‘Almost prime’ and ‘near prime’ mortgages exist for customers who have had credit difficulties in the past, and certain issues in isolation may not make it impossible to get a mortgage. These include:

  • Settled secured arrears older than two years
  • Unsecured arrears older than one year
  • Discharged bankruptcy older than ten years
  • CCJs older than two years
  • Settled credit defaults older than one year
  • Mobile phone defaults, irrespective of age
  • Resolved IVAs older than ten years

Insufficient deposit

The maximum possible loan-to-value (LTV) ratio for a buy to let mortgage is 85%, meaning you need to stump up 15% of the property’s value. However, scarce few lenders will lend this high – most only go as high as 75% or 80%.
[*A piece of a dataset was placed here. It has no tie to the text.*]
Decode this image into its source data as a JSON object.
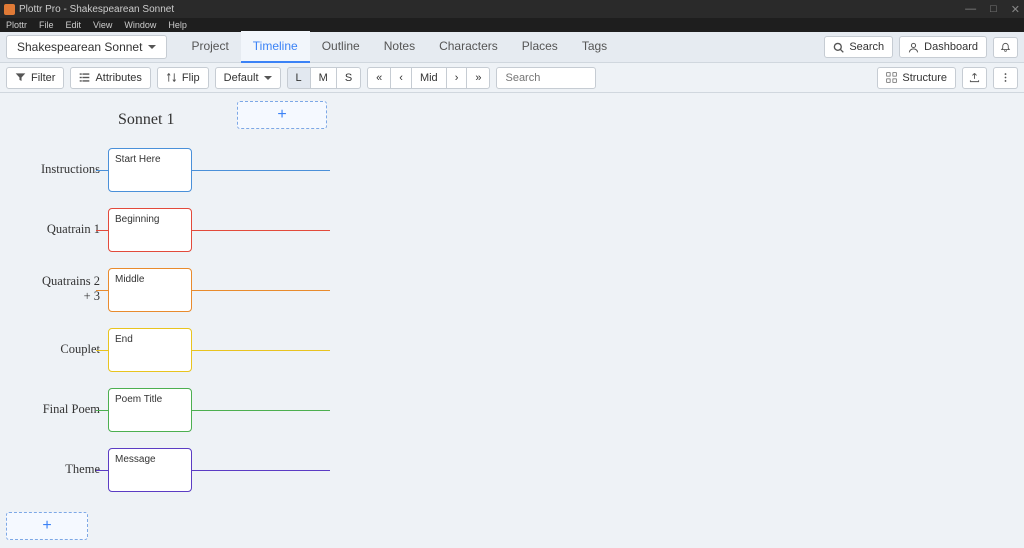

Between LTV limits and minimum borrowing, the very least you will need to put down for a property purchase is in the region of £10,000 – and this is not including fees and other start-up costs.

What other options are there?

If you don’t have enough cash to secure your chosen property, you might be able to extend your borrowing. Some commercial and specialist lenders will accept additional security in lieu of the full cash amount, and by securing the loan against additional assets, you may be able to borrow up to 100% of the value.

Bear in mind that this will increase the amount you need to repay, and will put your property or properties at risk of repossession.

Insufficient income

Though most buy to let mortgages aren’t subject to affordability checks in the same way that residential mortgages are, many lenders still require a minimum income before they will agree to lend. This is typically between £25,000 and £50,000 – sometimes higher for complex cases.

What other options are there?

Depending on your other circumstances, some lenders may still agree to lend to you even if you don’t meet other lenders’ income requirements.

Some will accept joint applicants that meet the income threshold between them, as long as one or more applicant owns a property. Others will be more willing to lend to experienced landlords (those who already own at least one property), or landlords who can evidence that they have sufficient savings to cover voids and running costs.

Additionally, subject to other criteria – including credit rating and rental cover – some lenders may agree to lend to applicants who can evidence any taxable income at all, even just a small amount.

Insufficient rent

Most lenders test rental cover by applying a ‘debt service coverage ratio’ (DSCR) to a stressed interest rate. (125% at between 5% and 6% per year is very common.)

Landlords buying in expensive areas, or investing in properties that require renovation, might have trouble meeting this requirement. Furthermore, limited company and HMO landlords often encounter higher DSCR requirements than ordinary purchasers.

What other options are there?

Some specialist lenders recognise that not one size fits all, and are able to offer some products with lower coverage ratios or stressed rates than others. Speak to a mortgage advisor to see if you might be able to find a suitable loan.

Not a homeowner

There are plenty of products out there for first time landlords, but most buy to let lenders look to the mortgage on your own home for evidence of financial stability. This can make things tricky for applicants who, for whatever reason, don’t yet own their own home.

What other options are there?

It might still be possible to get a mortgage if you are already an experienced landlord, or if you are applying jointly with someone who is. You might also be able to find a mortgage if you have formerly owned property (either your own, or a buy to let).

Finally, some lenders will consider single applicants who have never owned property, subject to other criteria – including minimum income (£25,000) and a good credit history.

A mortgage advisor may be able to help

If you have had difficulty securing buy to let finance in the past, a mortgage advisor may be able to help you. With a market of over 800 products and counting, someone with experience and knowledge of different lenders’ criteria could be your answer to finding a suitable loan.

Written by Ben Gosling at commercialtrust.co.uk

Please Note: This Article is 5 years old. This increases the likelihood that some or all of it's content is now outdated.
Subscribe to LandlordZONE

LEAVE A REPLY

Please enter your comment!
Please enter your name here